Graduate Student Hyojin Kim is interested in the water chemistry evolution through the critical zone - from rain to groundwater to streams and then eventually to oceans.
Figure 1. Gravitational Filtration System – This new design consists of a large volume syringe, a syringe filter (0.45μm pore-size) and a series of sample bottles connected via Teflon tubings. A water sample will be collected in the syringe and will be completely filtered within 30 minutes after the collection by gravity.
She examines how the water chemistry changes, what controls this variability, and where in the critical zone does this happen.

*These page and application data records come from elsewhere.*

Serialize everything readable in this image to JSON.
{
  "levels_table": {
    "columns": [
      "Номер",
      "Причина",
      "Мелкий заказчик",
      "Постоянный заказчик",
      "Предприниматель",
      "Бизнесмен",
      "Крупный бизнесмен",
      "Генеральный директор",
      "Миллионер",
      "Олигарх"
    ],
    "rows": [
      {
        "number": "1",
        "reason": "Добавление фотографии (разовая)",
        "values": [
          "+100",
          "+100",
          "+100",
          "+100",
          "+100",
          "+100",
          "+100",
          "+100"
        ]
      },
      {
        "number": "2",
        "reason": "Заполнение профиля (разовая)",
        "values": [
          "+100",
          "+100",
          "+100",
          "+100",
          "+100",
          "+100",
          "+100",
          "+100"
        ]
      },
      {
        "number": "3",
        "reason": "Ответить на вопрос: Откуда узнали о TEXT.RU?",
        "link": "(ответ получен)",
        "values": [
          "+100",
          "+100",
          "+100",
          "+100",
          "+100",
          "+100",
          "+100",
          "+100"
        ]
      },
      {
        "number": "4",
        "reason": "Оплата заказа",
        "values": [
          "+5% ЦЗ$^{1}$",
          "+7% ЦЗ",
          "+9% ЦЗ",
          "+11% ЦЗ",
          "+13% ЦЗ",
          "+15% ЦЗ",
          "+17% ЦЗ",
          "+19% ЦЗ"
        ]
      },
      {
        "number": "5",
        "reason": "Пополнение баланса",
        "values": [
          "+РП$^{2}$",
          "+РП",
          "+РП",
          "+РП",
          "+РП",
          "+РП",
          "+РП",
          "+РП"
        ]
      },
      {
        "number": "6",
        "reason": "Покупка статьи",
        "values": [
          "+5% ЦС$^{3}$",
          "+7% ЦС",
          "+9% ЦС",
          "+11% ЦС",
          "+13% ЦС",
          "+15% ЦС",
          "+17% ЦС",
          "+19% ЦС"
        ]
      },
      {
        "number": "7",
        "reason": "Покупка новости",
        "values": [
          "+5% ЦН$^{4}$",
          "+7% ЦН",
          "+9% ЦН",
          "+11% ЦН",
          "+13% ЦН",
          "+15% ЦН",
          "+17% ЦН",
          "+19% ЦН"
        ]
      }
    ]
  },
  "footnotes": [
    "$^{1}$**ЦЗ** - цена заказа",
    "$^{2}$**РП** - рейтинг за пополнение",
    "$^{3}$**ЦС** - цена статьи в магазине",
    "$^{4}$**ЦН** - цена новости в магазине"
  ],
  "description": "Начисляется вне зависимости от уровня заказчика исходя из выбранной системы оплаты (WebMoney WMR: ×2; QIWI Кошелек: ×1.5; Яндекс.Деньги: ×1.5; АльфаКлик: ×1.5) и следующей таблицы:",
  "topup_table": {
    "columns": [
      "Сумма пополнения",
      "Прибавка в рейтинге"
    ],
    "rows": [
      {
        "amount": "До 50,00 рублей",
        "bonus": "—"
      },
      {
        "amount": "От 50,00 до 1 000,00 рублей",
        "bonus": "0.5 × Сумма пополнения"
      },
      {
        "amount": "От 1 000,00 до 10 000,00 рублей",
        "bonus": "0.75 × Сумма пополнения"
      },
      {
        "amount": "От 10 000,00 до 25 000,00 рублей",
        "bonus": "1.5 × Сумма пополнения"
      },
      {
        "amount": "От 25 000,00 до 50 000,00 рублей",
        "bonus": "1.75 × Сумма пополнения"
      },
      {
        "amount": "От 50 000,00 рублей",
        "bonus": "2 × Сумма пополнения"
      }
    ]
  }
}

To explore these questions, Hyojin, has documented the chemistry of groundwater and stream water using automated water samplers with a customized remote controller.
For her research, she developed a new sample bottle design (Figure 1) for the water sampler to maintain the sample integrity for reactive elements such as Fe and Mn and published her method in Environmental Science Technology in 2012 (Kim et al. 2012). Hyojin and others are now using this new design to examine the dynamics of the primary weathering products such as major cations and Si in both groundwater and stream water. In particular, they used it to identify the controlling processes and factors that govern the water chemistry evolution (Kim et al. in revision).
Autonomous water sampling for long-term monitoring of trace metals in remote environments. Kim, H, JKB Bishop, TJ Wood, IY Fung (2012): Environmental Science & Technology, V.46 (20): 11220-11226